Panning for gold in Alaska seems like an unlikely storyline for a reality TV show, but for one North Dakotan, that's exactly what it has become.
Emily Medalen has the story of Dakota Fred and his rush to fame on cable TV.
"Gold Rush: Alaska" has been a hit reality TV series on Discovery Channel since it began 4 seasons ago - and one of the main personalities lives right here in Minot.
10 years ago, Fred Hurt decided to quit his job as a construction worker, sell everything, and mine for gold in Alaska.
He had little knowledge in the area, but he says that construction is similar so he picked up on it quickly.
(Fred Hurt, Gold Rush: Alaska) "I was fairly experienced. I learned it from listening and watching other people do it, and actually, working and going from the construction business into the mining business was just the easiest step in the world."
Fred didn't plan to do reality TV when he took off, but he ended up working with a crew that was being filmed, and it just stuck.
At 70 years old, Fred says that the process is a lot more difficult than it seems when watching it on TV.
(Fred Hurt, Gold Rush: Alaska) "It's hard work.
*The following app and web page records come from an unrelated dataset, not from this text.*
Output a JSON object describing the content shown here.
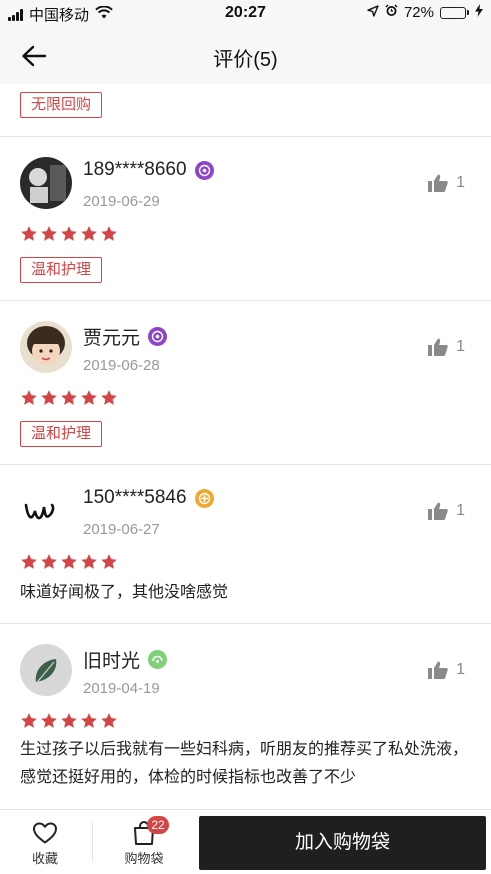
{
  "status_bar": {
    "carrier": "中国移动",
    "time": "20:27",
    "battery": "72%",
    "battery_level": 0.72
  },
  "nav": {
    "title": "评价(5)"
  },
  "top_tag": "无限回购",
  "reviews": [
    {
      "user": "189****8660",
      "date": "2019-06-29",
      "likes": "1",
      "rating": 5,
      "tag": "温和护理",
      "text": "",
      "level_color": "#8e44c9"
    },
    {
      "user": "贾元元",
      "date": "2019-06-28",
      "likes": "1",
      "rating": 5,
      "tag": "温和护理",
      "text": "",
      "level_color": "#8e44c9"
    },
    {
      "user": "150****5846",
      "date": "2019-06-27",
      "likes": "1",
      "rating": 5,
      "tag": "",
      "text": "味道好闻极了，其他没啥感觉",
      "level_color": "#f0a830"
    },
    {
      "user": "旧时光",
      "date": "2019-04-19",
      "likes": "1",
      "rating": 5,
      "tag": "",
      "text": "生过孩子以后我就有一些妇科病，听朋友的推荐买了私处洗液，感觉还挺好用的，体检的时候指标也改善了不少",
      "level_color": "#7ed07a"
    }
  ],
  "bottom_bar": {
    "favorite_label": "收藏",
    "cart_label": "购物袋",
    "cart_count": "22",
    "add_to_cart": "加入购物袋"
  },
  "colors": {
    "accent": "#d64545",
    "star": "#d64545",
    "button": "#1f1f1f"
  }
}
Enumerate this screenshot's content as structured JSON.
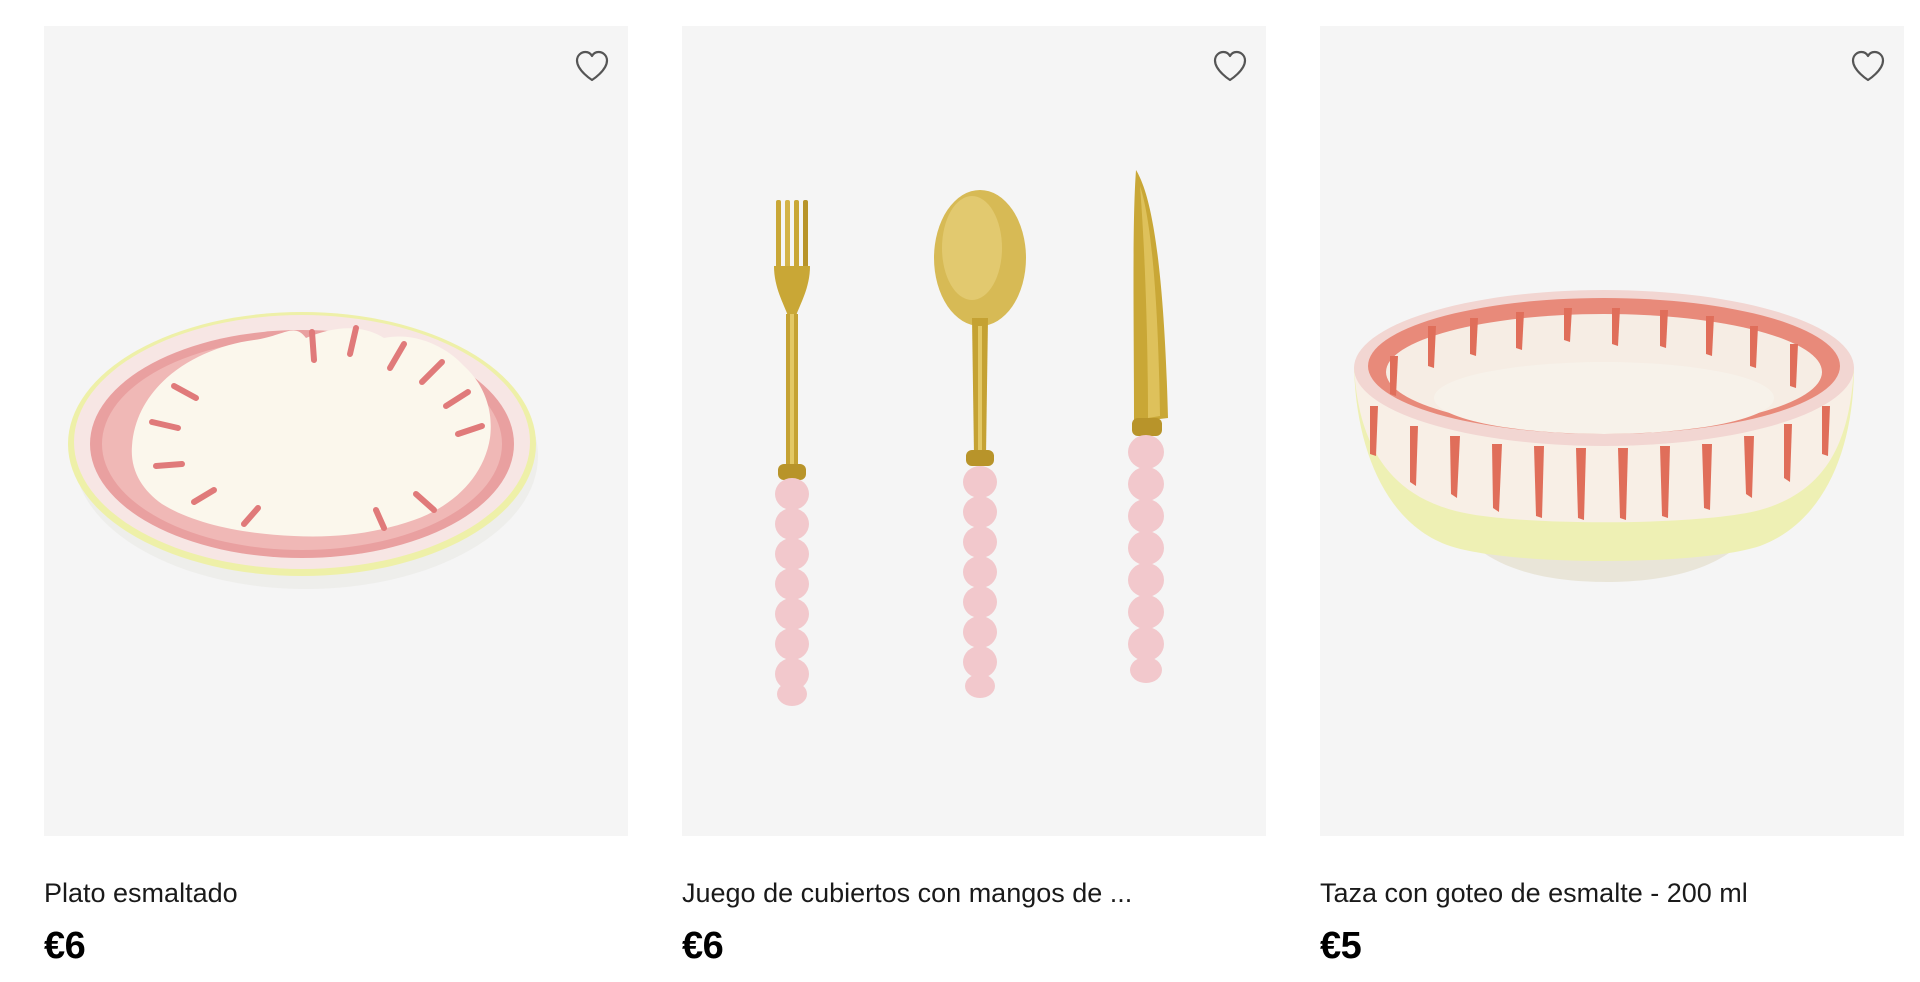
{
  "products": [
    {
      "name": "Plato esmaltado",
      "price": "€6",
      "image_icon": "enamel-plate-image",
      "favorite_icon": "heart-outline-icon"
    },
    {
      "name": "Juego de cubiertos con mangos de ...",
      "price": "€6",
      "image_icon": "cutlery-set-image",
      "favorite_icon": "heart-outline-icon"
    },
    {
      "name": "Taza con goteo de esmalte - 200 ml",
      "price": "€5",
      "image_icon": "drip-glaze-cup-image",
      "favorite_icon": "heart-outline-icon"
    }
  ],
  "colors": {
    "card_background": "#f5f5f5",
    "glaze_pink": "#e58a8a",
    "glaze_red": "#d9503c",
    "rim_yellow": "#eef0a8",
    "cream": "#faf6ec",
    "gold": "#c9a736",
    "handle_pink": "#f2c8cc"
  }
}
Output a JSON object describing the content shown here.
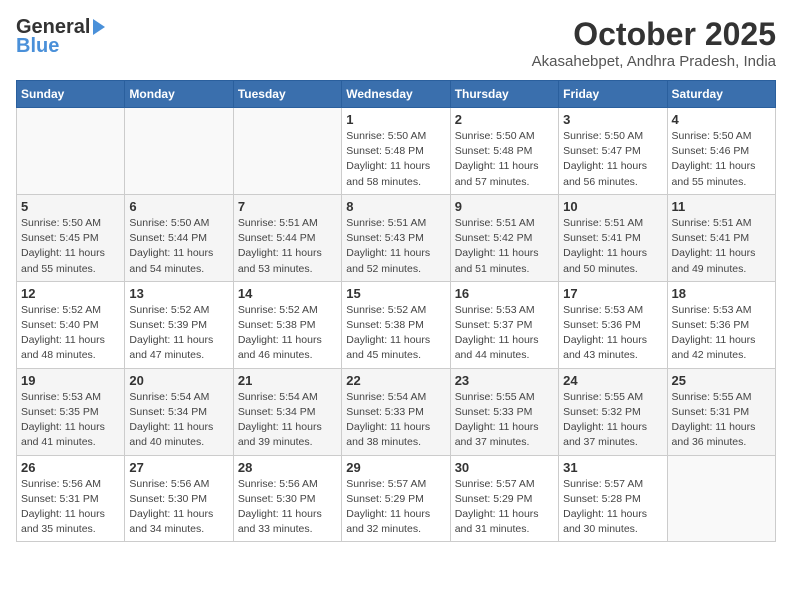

If you ever wanted to go gold mining, if you're lazy, forget it. You will not succeed. It is a difficult, hard job. It's repetitive, it's difficult; more than probably most jobs you would ever do."
So what goes into gold mining?
There's speculation that any kind of job like this tears up the earth.
But according to Hurt, this isn't the case.
(Fred Hurt, Gold Rush: Alaska) "I dig it up, I take the minerals out of the earth - usable minerals - and I put the earth back the way it was."
A co-worker outside of the mining business says that reality TV can sometimes get into peoples' heads, but that Fred is the same down to earth person she's always known.
(Jo Khalifa, Co-Worker in North Dakota) "It's a TV show. And he is a real person. And he's not mean. He's just a humble, very nice, genuine individual."
Spending 6 months of the year away from your family mining gold probably doesn't sound like the ideal situation for most people, especially Fred's age, but he say's it's all about the adventure.
(Fred Hurt, Gold Rush: Alaska) "More importantly than getting the gold actually, was the incredible fun adventure time that we had doing that."
And it doesn't look like these adventures will be ending any time soon for the crew.
Emily Medalen, KX News.